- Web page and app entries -
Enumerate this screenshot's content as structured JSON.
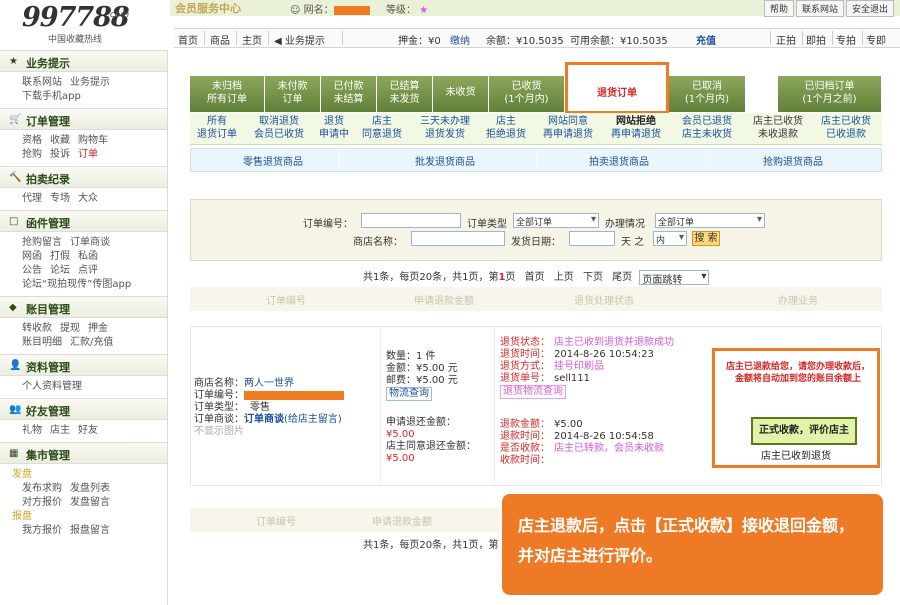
{
  "logo": {
    "number": "997788",
    "dotcom": ".com",
    "subtitle": "中国收藏热线"
  },
  "header": {
    "member_title": "会员服务中心",
    "netname_label": "网名：",
    "level_label": "等级：",
    "level_star": "★"
  },
  "top_links": [
    "帮助",
    "联系网站",
    "安全退出"
  ],
  "nav": {
    "left": [
      "首页",
      "商品",
      "主页"
    ],
    "notice": "业务提示",
    "deposit": "押金：¥0",
    "pay": "缴纳",
    "balance": "余额：¥10.5035",
    "available": "可用余额：¥10.5035",
    "charge": "充值",
    "right": [
      "正拍",
      "即拍",
      "专拍",
      "专即"
    ]
  },
  "sidebar": [
    {
      "title": "业务提示",
      "icon": "★",
      "links": [
        [
          "联系网站",
          "业务提示"
        ],
        [
          "下载手机app"
        ]
      ]
    },
    {
      "title": "订单管理",
      "icon": "🛒",
      "links": [
        [
          "资格",
          "收藏",
          "购物车"
        ],
        [
          "抢购",
          "投诉",
          "订单"
        ]
      ]
    },
    {
      "title": "拍卖纪录",
      "icon": "🔨",
      "links": [
        [
          "代理",
          "专场",
          "大众"
        ]
      ]
    },
    {
      "title": "函件管理",
      "icon": "□",
      "links": [
        [
          "抢购留言",
          "订单商谈"
        ],
        [
          "网函",
          "打假",
          "私函"
        ],
        [
          "公告",
          "论坛",
          "点评"
        ],
        [
          "论坛“现拍现传”传图app"
        ]
      ]
    },
    {
      "title": "账目管理",
      "icon": "◆",
      "links": [
        [
          "转收款",
          "提现",
          "押金"
        ],
        [
          "账目明细",
          "汇款/充值"
        ]
      ]
    },
    {
      "title": "资料管理",
      "icon": "👤",
      "links": [
        [
          "个人资料管理"
        ]
      ]
    },
    {
      "title": "好友管理",
      "icon": "👥",
      "links": [
        [
          "礼物",
          "店主",
          "好友"
        ]
      ]
    },
    {
      "title": "集市管理",
      "icon": "▦",
      "links": [
        [
          "发盘"
        ],
        [
          "发布求购",
          "发盘列表"
        ],
        [
          "对方报价",
          "发盘留言"
        ],
        [
          "报盘"
        ],
        [
          "我方报价",
          "报盘留言"
        ]
      ]
    }
  ],
  "tabs": [
    {
      "l1": "未归档",
      "l2": "所有订单"
    },
    {
      "l1": "未付款",
      "l2": "订单"
    },
    {
      "l1": "已付款",
      "l2": "未结算"
    },
    {
      "l1": "已结算",
      "l2": "未发货"
    },
    {
      "l1": "未收货",
      "l2": ""
    },
    {
      "l1": "已收货",
      "l2": "(1个月内)"
    },
    {
      "l1": "退货订单",
      "l2": ""
    },
    {
      "l1": "已取消",
      "l2": "(1个月内)"
    },
    {
      "l1": "已归档订单",
      "l2": "(1个月之前)"
    }
  ],
  "subtabs": [
    {
      "l1": "所有",
      "l2": "退货订单"
    },
    {
      "l1": "取消退货",
      "l2": "会员已收货"
    },
    {
      "l1": "退货",
      "l2": "申请中"
    },
    {
      "l1": "店主",
      "l2": "同意退货"
    },
    {
      "l1": "三天未办理",
      "l2": "退货发货"
    },
    {
      "l1": "店主",
      "l2": "拒绝退货"
    },
    {
      "l1": "网站同意",
      "l2": "再申请退货"
    },
    {
      "l1": "网站拒绝",
      "l2": "再申请退货"
    },
    {
      "l1": "会员已退货",
      "l2": "店主未收货"
    },
    {
      "l1": "店主已收货",
      "l2": "未收退款"
    },
    {
      "l1": "店主已收货",
      "l2": "已收退款"
    }
  ],
  "categories": [
    "零售退货商品",
    "批发退货商品",
    "拍卖退货商品",
    "抢购退货商品"
  ],
  "search": {
    "order_no_label": "订单编号：",
    "order_type_label": "订单类型",
    "order_type_value": "全部订单",
    "status_label": "办理情况",
    "status_value": "全部订单",
    "shop_label": "商店名称：",
    "ship_date_label": "发货日期：",
    "days_label": "天 之",
    "days_value": "内",
    "search_button": "搜 索"
  },
  "pager": {
    "prefix": "共1条，每页20条，共1页，第",
    "current": "1",
    "suffix": "页",
    "links": [
      "首页",
      "上页",
      "下页",
      "尾页"
    ],
    "jump": "页面跳转"
  },
  "columns_top": [
    "订单编号",
    "申请退款金额",
    "退货处理状态",
    "办理业务"
  ],
  "columns_bottom": [
    "订单编号",
    "申请退款金额"
  ],
  "pager_bottom": "共1条，每页20条，共1页，第",
  "order": {
    "shop_label": "商店名称：",
    "shop": "两人一世界",
    "order_no_label": "订单编号：",
    "type_label": "订单类型：",
    "type": "零售",
    "talk_label": "订单商谈：",
    "talk": "订单商谈",
    "talk_note": "(给店主留言)",
    "no_image": "不显示图片",
    "qty": "数量：1 件",
    "amount": "金额：¥5.00 元",
    "postage": "邮费：¥5.00 元",
    "logistics": "物流查询",
    "refund_apply_label": "申请退还金额：",
    "refund_apply": "¥5.00",
    "refund_agree_label": "店主同意退还金额：",
    "refund_agree": "¥5.00",
    "status_label": "退货状态：",
    "status": "店主已收到退货并退款成功",
    "ret_time_label": "退货时间：",
    "ret_time": "2014-8-26 10:54:23",
    "ret_method_label": "退货方式：",
    "ret_method": "挂号印刷品",
    "ret_no_label": "退货单号：",
    "ret_no": "sell111",
    "ret_logistics": "退货物流查询",
    "refund_amount_label": "退款金额：",
    "refund_amount": "¥5.00",
    "refund_time_label": "退款时间：",
    "refund_time": "2014-8-26 10:54:58",
    "received_label": "是否收款：",
    "received": "店主已转款，会员未收款",
    "receipt_time_label": "收款时间："
  },
  "notice": {
    "text": "店主已退款给您，请您办理收款后，金额将自动加到您的账目余额上",
    "button": "正式收款，评价店主",
    "waiting": "店主已收到退货"
  },
  "callout": "店主退款后，点击【正式收款】接收退回金额，并对店主进行评价。",
  "colors": {
    "accent": "#ef7b22",
    "tab_green": "#61803a",
    "link": "#1a4f9c",
    "red": "#d62828"
  }
}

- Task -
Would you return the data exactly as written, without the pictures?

- Response area -
Enumerate this screenshot's content as structured JSON.
{
  "logo": {
    "number": "997788",
    "dotcom": ".com",
    "subtitle": "中国收藏热线"
  },
  "header": {
    "member_title": "会员服务中心",
    "netname_label": "网名：",
    "level_label": "等级：",
    "level_star": "★"
  },
  "top_links": [
    "帮助",
    "联系网站",
    "安全退出"
  ],
  "nav": {
    "left": [
      "首页",
      "商品",
      "主页"
    ],
    "notice": "业务提示",
    "deposit": "押金：¥0",
    "pay": "缴纳",
    "balance": "余额：¥10.5035",
    "available": "可用余额：¥10.5035",
    "charge": "充值",
    "right": [
      "正拍",
      "即拍",
      "专拍",
      "专即"
    ]
  },
  "sidebar": [
    {
      "title": "业务提示",
      "icon": "★",
      "links": [
        [
          "联系网站",
          "业务提示"
        ],
        [
          "下载手机app"
        ]
      ]
    },
    {
      "title": "订单管理",
      "icon": "🛒",
      "links": [
        [
          "资格",
          "收藏",
          "购物车"
        ],
        [
          "抢购",
          "投诉",
          "订单"
        ]
      ]
    },
    {
      "title": "拍卖纪录",
      "icon": "🔨",
      "links": [
        [
          "代理",
          "专场",
          "大众"
        ]
      ]
    },
    {
      "title": "函件管理",
      "icon": "□",
      "links": [
        [
          "抢购留言",
          "订单商谈"
        ],
        [
          "网函",
          "打假",
          "私函"
        ],
        [
          "公告",
          "论坛",
          "点评"
        ],
        [
          "论坛“现拍现传”传图app"
        ]
      ]
    },
    {
      "title": "账目管理",
      "icon": "◆",
      "links": [
        [
          "转收款",
          "提现",
          "押金"
        ],
        [
          "账目明细",
          "汇款/充值"
        ]
      ]
    },
    {
      "title": "资料管理",
      "icon": "👤",
      "links": [
        [
          "个人资料管理"
        ]
      ]
    },
    {
      "title": "好友管理",
      "icon": "👥",
      "links": [
        [
          "礼物",
          "店主",
          "好友"
        ]
      ]
    },
    {
      "title": "集市管理",
      "icon": "▦",
      "links": [
        [
          "发盘"
        ],
        [
          "发布求购",
          "发盘列表"
        ],
        [
          "对方报价",
          "发盘留言"
        ],
        [
          "报盘"
        ],
        [
          "我方报价",
          "报盘留言"
        ]
      ]
    }
  ],
  "tabs": [
    {
      "l1": "未归档",
      "l2": "所有订单"
    },
    {
      "l1": "未付款",
      "l2": "订单"
    },
    {
      "l1": "已付款",
      "l2": "未结算"
    },
    {
      "l1": "已结算",
      "l2": "未发货"
    },
    {
      "l1": "未收货",
      "l2": ""
    },
    {
      "l1": "已收货",
      "l2": "(1个月内)"
    },
    {
      "l1": "退货订单",
      "l2": ""
    },
    {
      "l1": "已取消",
      "l2": "(1个月内)"
    },
    {
      "l1": "已归档订单",
      "l2": "(1个月之前)"
    }
  ],
  "subtabs": [
    {
      "l1": "所有",
      "l2": "退货订单"
    },
    {
      "l1": "取消退货",
      "l2": "会员已收货"
    },
    {
      "l1": "退货",
      "l2": "申请中"
    },
    {
      "l1": "店主",
      "l2": "同意退货"
    },
    {
      "l1": "三天未办理",
      "l2": "退货发货"
    },
    {
      "l1": "店主",
      "l2": "拒绝退货"
    },
    {
      "l1": "网站同意",
      "l2": "再申请退货"
    },
    {
      "l1": "网站拒绝",
      "l2": "再申请退货"
    },
    {
      "l1": "会员已退货",
      "l2": "店主未收货"
    },
    {
      "l1": "店主已收货",
      "l2": "未收退款"
    },
    {
      "l1": "店主已收货",
      "l2": "已收退款"
    }
  ],
  "categories": [
    "零售退货商品",
    "批发退货商品",
    "拍卖退货商品",
    "抢购退货商品"
  ],
  "search": {
    "order_no_label": "订单编号：",
    "order_type_label": "订单类型",
    "order_type_value": "全部订单",
    "status_label": "办理情况",
    "status_value": "全部订单",
    "shop_label": "商店名称：",
    "ship_date_label": "发货日期：",
    "days_label": "天 之",
    "days_value": "内",
    "search_button": "搜 索"
  },
  "pager": {
    "prefix": "共1条，每页20条，共1页，第",
    "current": "1",
    "suffix": "页",
    "links": [
      "首页",
      "上页",
      "下页",
      "尾页"
    ],
    "jump": "页面跳转"
  },
  "columns_top": [
    "订单编号",
    "申请退款金额",
    "退货处理状态",
    "办理业务"
  ],
  "columns_bottom": [
    "订单编号",
    "申请退款金额"
  ],
  "pager_bottom": "共1条，每页20条，共1页，第",
  "order": {
    "shop_label": "商店名称：",
    "shop": "两人一世界",
    "order_no_label": "订单编号：",
    "type_label": "订单类型：",
    "type": "零售",
    "talk_label": "订单商谈：",
    "talk": "订单商谈",
    "talk_note": "(给店主留言)",
    "no_image": "不显示图片",
    "qty": "数量：1 件",
    "amount": "金额：¥5.00 元",
    "postage": "邮费：¥5.00 元",
    "logistics": "物流查询",
    "refund_apply_label": "申请退还金额：",
    "refund_apply": "¥5.00",
    "refund_agree_label": "店主同意退还金额：",
    "refund_agree": "¥5.00",
    "status_label": "退货状态：",
    "status": "店主已收到退货并退款成功",
    "ret_time_label": "退货时间：",
    "ret_time": "2014-8-26 10:54:23",
    "ret_method_label": "退货方式：",
    "ret_method": "挂号印刷品",
    "ret_no_label": "退货单号：",
    "ret_no": "sell111",
    "ret_logistics": "退货物流查询",
    "refund_amount_label": "退款金额：",
    "refund_amount": "¥5.00",
    "refund_time_label": "退款时间：",
    "refund_time": "2014-8-26 10:54:58",
    "received_label": "是否收款：",
    "received": "店主已转款，会员未收款",
    "receipt_time_label": "收款时间："
  },
  "notice": {
    "text": "店主已退款给您，请您办理收款后，金额将自动加到您的账目余额上",
    "button": "正式收款，评价店主",
    "waiting": "店主已收到退货"
  },
  "callout": "店主退款后，点击【正式收款】接收退回金额，并对店主进行评价。",
  "colors": {
    "accent": "#ef7b22",
    "tab_green": "#61803a",
    "link": "#1a4f9c",
    "red": "#d62828"
  }
}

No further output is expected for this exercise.